» **Prompt**
Leaving out all pictures, return the records word for word.

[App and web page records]
****
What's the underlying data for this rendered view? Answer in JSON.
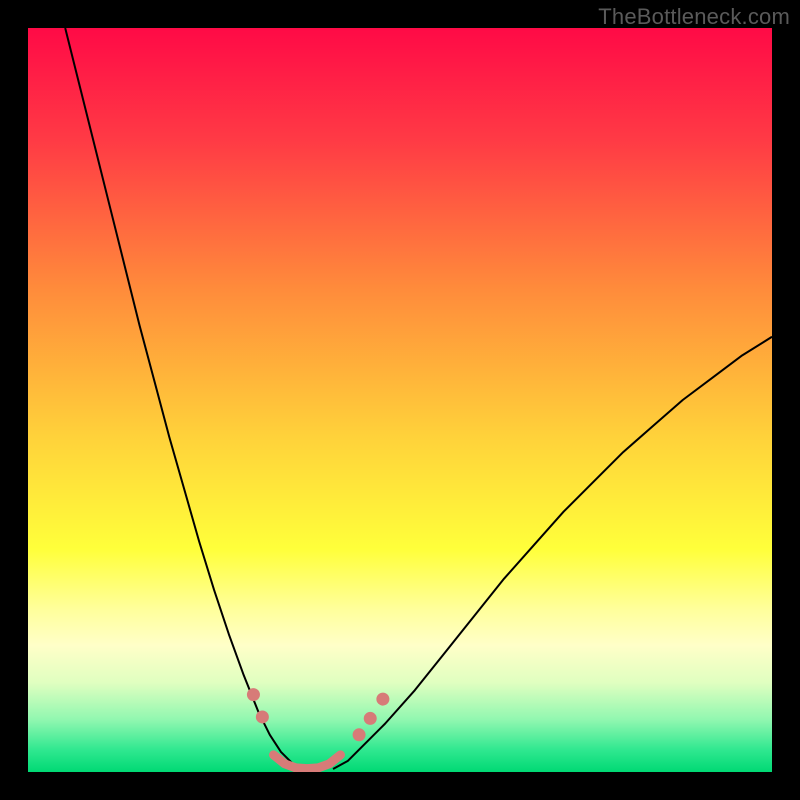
{
  "meta": {
    "watermark": "TheBottleneck.com"
  },
  "chart_data": {
    "type": "line",
    "title": "",
    "xlabel": "",
    "ylabel": "",
    "xlim": [
      0,
      100
    ],
    "ylim": [
      0,
      100
    ],
    "grid": false,
    "legend": false,
    "background": {
      "mode": "vertical-gradient",
      "stops": [
        {
          "pos": 0.0,
          "color": "#ff0a46"
        },
        {
          "pos": 0.15,
          "color": "#ff3a45"
        },
        {
          "pos": 0.35,
          "color": "#ff8b3b"
        },
        {
          "pos": 0.55,
          "color": "#ffd23a"
        },
        {
          "pos": 0.7,
          "color": "#ffff3a"
        },
        {
          "pos": 0.78,
          "color": "#ffff9a"
        },
        {
          "pos": 0.83,
          "color": "#ffffc8"
        },
        {
          "pos": 0.88,
          "color": "#e0ffc0"
        },
        {
          "pos": 0.93,
          "color": "#90f7b0"
        },
        {
          "pos": 0.97,
          "color": "#30e890"
        },
        {
          "pos": 1.0,
          "color": "#00d974"
        }
      ]
    },
    "series": [
      {
        "name": "left-curve",
        "stroke": "#000000",
        "strokeWidth": 2,
        "x": [
          5,
          7,
          9,
          11,
          13,
          15,
          17,
          19,
          21,
          23,
          25,
          27,
          29,
          31,
          32.5,
          34,
          35.5,
          37
        ],
        "y": [
          100,
          92,
          84,
          76,
          68,
          60,
          52.5,
          45,
          38,
          31,
          24.5,
          18.5,
          13,
          8,
          5,
          2.7,
          1.2,
          0.4
        ]
      },
      {
        "name": "right-curve",
        "stroke": "#000000",
        "strokeWidth": 2,
        "x": [
          41,
          43,
          45,
          48,
          52,
          56,
          60,
          64,
          68,
          72,
          76,
          80,
          84,
          88,
          92,
          96,
          100
        ],
        "y": [
          0.4,
          1.5,
          3.5,
          6.5,
          11,
          16,
          21,
          26,
          30.5,
          35,
          39,
          43,
          46.5,
          50,
          53,
          56,
          58.5
        ]
      },
      {
        "name": "valley-floor",
        "stroke": "#d77b78",
        "strokeWidth": 9,
        "linecap": "round",
        "x": [
          33,
          34.5,
          36,
          37.5,
          39,
          40.5,
          42
        ],
        "y": [
          2.3,
          1.1,
          0.55,
          0.45,
          0.55,
          1.1,
          2.3
        ]
      }
    ],
    "markers": [
      {
        "name": "dot-left-1",
        "x": 30.3,
        "y": 10.4,
        "r": 6.5,
        "color": "#d77b78"
      },
      {
        "name": "dot-left-2",
        "x": 31.5,
        "y": 7.4,
        "r": 6.5,
        "color": "#d77b78"
      },
      {
        "name": "dot-right-1",
        "x": 44.5,
        "y": 5.0,
        "r": 6.5,
        "color": "#d77b78"
      },
      {
        "name": "dot-right-2",
        "x": 46.0,
        "y": 7.2,
        "r": 6.5,
        "color": "#d77b78"
      },
      {
        "name": "dot-right-3",
        "x": 47.7,
        "y": 9.8,
        "r": 6.5,
        "color": "#d77b78"
      }
    ]
  }
}
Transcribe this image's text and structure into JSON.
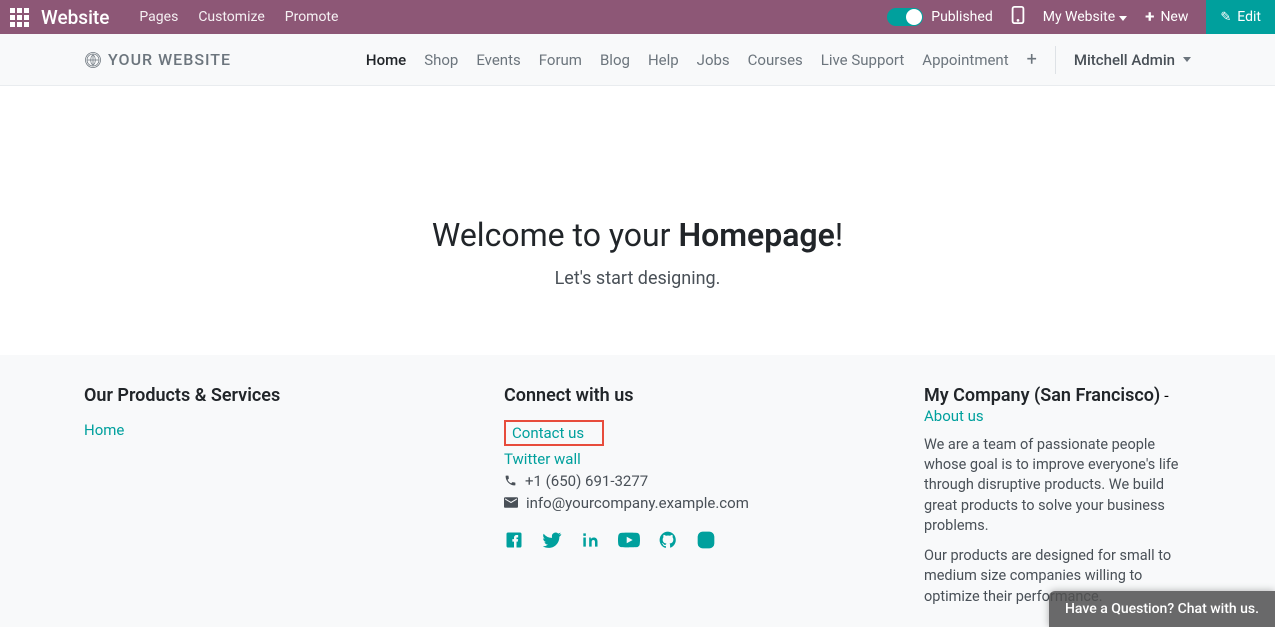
{
  "topbar": {
    "brand": "Website",
    "pages": "Pages",
    "customize": "Customize",
    "promote": "Promote",
    "published": "Published",
    "my_website": "My Website",
    "new": "New",
    "edit": "Edit"
  },
  "sitebar": {
    "logo": "YOUR WEBSITE",
    "menu": [
      "Home",
      "Shop",
      "Events",
      "Forum",
      "Blog",
      "Help",
      "Jobs",
      "Courses",
      "Live Support",
      "Appointment"
    ],
    "user": "Mitchell Admin"
  },
  "hero": {
    "title_pre": "Welcome to your ",
    "title_bold": "Homepage",
    "title_post": "!",
    "subtitle": "Let's start designing."
  },
  "footer": {
    "col1": {
      "heading": "Our Products & Services",
      "home": "Home"
    },
    "col2": {
      "heading": "Connect with us",
      "contact": "Contact us",
      "twitter": "Twitter wall",
      "phone": "+1 (650) 691-3277",
      "email": "info@yourcompany.example.com"
    },
    "col3": {
      "heading": "My Company (San Francisco)",
      "dash": " - ",
      "about": "About us",
      "p1": "We are a team of passionate people whose goal is to improve everyone's life through disruptive products. We build great products to solve your business problems.",
      "p2": "Our products are designed for small to medium size companies willing to optimize their performance."
    }
  },
  "chat": "Have a Question? Chat with us."
}
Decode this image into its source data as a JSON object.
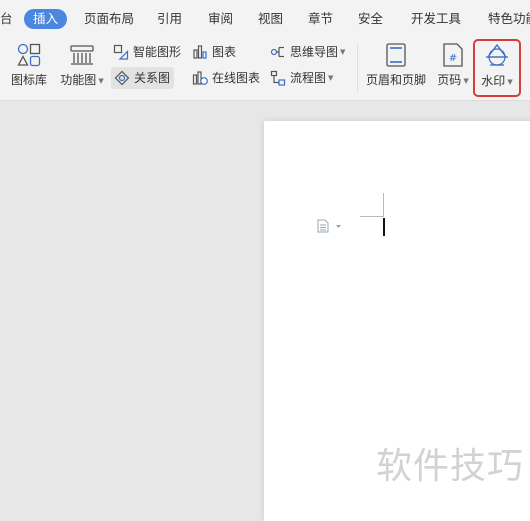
{
  "tabs": [
    "台",
    "插入",
    "页面布局",
    "引用",
    "审阅",
    "视图",
    "章节",
    "安全",
    "开发工具",
    "特色功能"
  ],
  "active_tab": "插入",
  "ribbon": {
    "icon_library": "图标库",
    "function_chart": "功能图",
    "smart_shape": "智能图形",
    "relation_chart": "关系图",
    "chart": "图表",
    "online_chart": "在线图表",
    "mind_map": "思维导图",
    "flowchart": "流程图",
    "header_footer": "页眉和页脚",
    "page_number": "页码",
    "watermark": "水印"
  },
  "document": {
    "watermark_text": "软件技巧"
  },
  "colors": {
    "accent": "#4b86df",
    "highlight_border": "#d73c3c",
    "watermark_text": "#d2d2d2"
  }
}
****
» **Answer section**
What's the underlying data for this rendered view? Answer in JSON.
{
  "meta": {
    "watermark": "TheBottleneck.com"
  },
  "chart_data": {
    "type": "line",
    "title": "",
    "xlabel": "",
    "ylabel": "",
    "xlim": [
      0,
      100
    ],
    "ylim": [
      0,
      100
    ],
    "grid": false,
    "legend": false,
    "background": {
      "mode": "vertical-gradient",
      "stops": [
        {
          "pos": 0.0,
          "color": "#ff0a46"
        },
        {
          "pos": 0.15,
          "color": "#ff3a45"
        },
        {
          "pos": 0.35,
          "color": "#ff8b3b"
        },
        {
          "pos": 0.55,
          "color": "#ffd23a"
        },
        {
          "pos": 0.7,
          "color": "#ffff3a"
        },
        {
          "pos": 0.78,
          "color": "#ffff9a"
        },
        {
          "pos": 0.83,
          "color": "#ffffc8"
        },
        {
          "pos": 0.88,
          "color": "#e0ffc0"
        },
        {
          "pos": 0.93,
          "color": "#90f7b0"
        },
        {
          "pos": 0.97,
          "color": "#30e890"
        },
        {
          "pos": 1.0,
          "color": "#00d974"
        }
      ]
    },
    "series": [
      {
        "name": "left-curve",
        "stroke": "#000000",
        "strokeWidth": 2,
        "x": [
          5,
          7,
          9,
          11,
          13,
          15,
          17,
          19,
          21,
          23,
          25,
          27,
          29,
          31,
          32.5,
          34,
          35.5,
          37
        ],
        "y": [
          100,
          92,
          84,
          76,
          68,
          60,
          52.5,
          45,
          38,
          31,
          24.5,
          18.5,
          13,
          8,
          5,
          2.7,
          1.2,
          0.4
        ]
      },
      {
        "name": "right-curve",
        "stroke": "#000000",
        "strokeWidth": 2,
        "x": [
          41,
          43,
          45,
          48,
          52,
          56,
          60,
          64,
          68,
          72,
          76,
          80,
          84,
          88,
          92,
          96,
          100
        ],
        "y": [
          0.4,
          1.5,
          3.5,
          6.5,
          11,
          16,
          21,
          26,
          30.5,
          35,
          39,
          43,
          46.5,
          50,
          53,
          56,
          58.5
        ]
      },
      {
        "name": "valley-floor",
        "stroke": "#d77b78",
        "strokeWidth": 9,
        "linecap": "round",
        "x": [
          33,
          34.5,
          36,
          37.5,
          39,
          40.5,
          42
        ],
        "y": [
          2.3,
          1.1,
          0.55,
          0.45,
          0.55,
          1.1,
          2.3
        ]
      }
    ],
    "markers": [
      {
        "name": "dot-left-1",
        "x": 30.3,
        "y": 10.4,
        "r": 6.5,
        "color": "#d77b78"
      },
      {
        "name": "dot-left-2",
        "x": 31.5,
        "y": 7.4,
        "r": 6.5,
        "color": "#d77b78"
      },
      {
        "name": "dot-right-1",
        "x": 44.5,
        "y": 5.0,
        "r": 6.5,
        "color": "#d77b78"
      },
      {
        "name": "dot-right-2",
        "x": 46.0,
        "y": 7.2,
        "r": 6.5,
        "color": "#d77b78"
      },
      {
        "name": "dot-right-3",
        "x": 47.7,
        "y": 9.8,
        "r": 6.5,
        "color": "#d77b78"
      }
    ]
  }
}
Transcribe this image's text and structure into JSON.
{
  "topbar": {
    "brand": "Website",
    "pages": "Pages",
    "customize": "Customize",
    "promote": "Promote",
    "published": "Published",
    "my_website": "My Website",
    "new": "New",
    "edit": "Edit"
  },
  "sitebar": {
    "logo": "YOUR WEBSITE",
    "menu": [
      "Home",
      "Shop",
      "Events",
      "Forum",
      "Blog",
      "Help",
      "Jobs",
      "Courses",
      "Live Support",
      "Appointment"
    ],
    "user": "Mitchell Admin"
  },
  "hero": {
    "title_pre": "Welcome to your ",
    "title_bold": "Homepage",
    "title_post": "!",
    "subtitle": "Let's start designing."
  },
  "footer": {
    "col1": {
      "heading": "Our Products & Services",
      "home": "Home"
    },
    "col2": {
      "heading": "Connect with us",
      "contact": "Contact us",
      "twitter": "Twitter wall",
      "phone": "+1 (650) 691-3277",
      "email": "info@yourcompany.example.com"
    },
    "col3": {
      "heading": "My Company (San Francisco)",
      "dash": " - ",
      "about": "About us",
      "p1": "We are a team of passionate people whose goal is to improve everyone's life through disruptive products. We build great products to solve your business problems.",
      "p2": "Our products are designed for small to medium size companies willing to optimize their performance."
    }
  },
  "chat": "Have a Question? Chat with us."
}
Decode this image into its source data as a JSON object.
{
  "tabs": [
    "台",
    "插入",
    "页面布局",
    "引用",
    "审阅",
    "视图",
    "章节",
    "安全",
    "开发工具",
    "特色功能"
  ],
  "active_tab": "插入",
  "ribbon": {
    "icon_library": "图标库",
    "function_chart": "功能图",
    "smart_shape": "智能图形",
    "relation_chart": "关系图",
    "chart": "图表",
    "online_chart": "在线图表",
    "mind_map": "思维导图",
    "flowchart": "流程图",
    "header_footer": "页眉和页脚",
    "page_number": "页码",
    "watermark": "水印"
  },
  "document": {
    "watermark_text": "软件技巧"
  },
  "colors": {
    "accent": "#4b86df",
    "highlight_border": "#d73c3c",
    "watermark_text": "#d2d2d2"
  }
}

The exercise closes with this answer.